Requirement: Print out all the records, word for word.

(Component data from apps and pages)
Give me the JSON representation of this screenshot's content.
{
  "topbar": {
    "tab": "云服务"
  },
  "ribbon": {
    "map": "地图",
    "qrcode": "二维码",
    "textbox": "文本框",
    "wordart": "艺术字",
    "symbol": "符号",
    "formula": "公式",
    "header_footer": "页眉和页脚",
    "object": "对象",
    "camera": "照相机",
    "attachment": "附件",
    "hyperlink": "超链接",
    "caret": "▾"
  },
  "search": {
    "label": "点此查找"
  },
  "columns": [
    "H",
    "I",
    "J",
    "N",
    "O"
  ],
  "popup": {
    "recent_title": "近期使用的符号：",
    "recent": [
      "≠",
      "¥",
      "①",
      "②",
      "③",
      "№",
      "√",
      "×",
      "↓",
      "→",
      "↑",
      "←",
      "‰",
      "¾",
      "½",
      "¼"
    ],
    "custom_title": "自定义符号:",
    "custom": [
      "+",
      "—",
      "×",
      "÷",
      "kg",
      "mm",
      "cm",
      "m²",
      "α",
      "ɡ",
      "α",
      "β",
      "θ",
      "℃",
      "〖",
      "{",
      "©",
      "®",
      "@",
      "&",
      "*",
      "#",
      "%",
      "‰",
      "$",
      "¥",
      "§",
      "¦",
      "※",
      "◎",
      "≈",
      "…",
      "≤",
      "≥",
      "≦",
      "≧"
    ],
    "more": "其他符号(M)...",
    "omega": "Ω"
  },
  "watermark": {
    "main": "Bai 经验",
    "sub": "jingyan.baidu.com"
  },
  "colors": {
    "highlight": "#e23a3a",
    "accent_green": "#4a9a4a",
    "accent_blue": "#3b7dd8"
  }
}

Output for this task:
Give me the JSON representation of this screenshot's content.
{
  "topbar": {
    "tab": "云服务"
  },
  "ribbon": {
    "map": "地图",
    "qrcode": "二维码",
    "textbox": "文本框",
    "wordart": "艺术字",
    "symbol": "符号",
    "formula": "公式",
    "header_footer": "页眉和页脚",
    "object": "对象",
    "camera": "照相机",
    "attachment": "附件",
    "hyperlink": "超链接",
    "caret": "▾"
  },
  "search": {
    "label": "点此查找"
  },
  "columns": [
    "H",
    "I",
    "J",
    "N",
    "O"
  ],
  "popup": {
    "recent_title": "近期使用的符号：",
    "recent": [
      "≠",
      "¥",
      "①",
      "②",
      "③",
      "№",
      "√",
      "×",
      "↓",
      "→",
      "↑",
      "←",
      "‰",
      "¾",
      "½",
      "¼"
    ],
    "custom_title": "自定义符号:",
    "custom": [
      "+",
      "—",
      "×",
      "÷",
      "kg",
      "mm",
      "cm",
      "m²",
      "α",
      "ɡ",
      "α",
      "β",
      "θ",
      "℃",
      "〖",
      "{",
      "©",
      "®",
      "@",
      "&",
      "*",
      "#",
      "%",
      "‰",
      "$",
      "¥",
      "§",
      "¦",
      "※",
      "◎",
      "≈",
      "…",
      "≤",
      "≥",
      "≦",
      "≧"
    ],
    "more": "其他符号(M)...",
    "omega": "Ω"
  },
  "watermark": {
    "main": "Bai 经验",
    "sub": "jingyan.baidu.com"
  },
  "colors": {
    "highlight": "#e23a3a",
    "accent_green": "#4a9a4a",
    "accent_blue": "#3b7dd8"
  }
}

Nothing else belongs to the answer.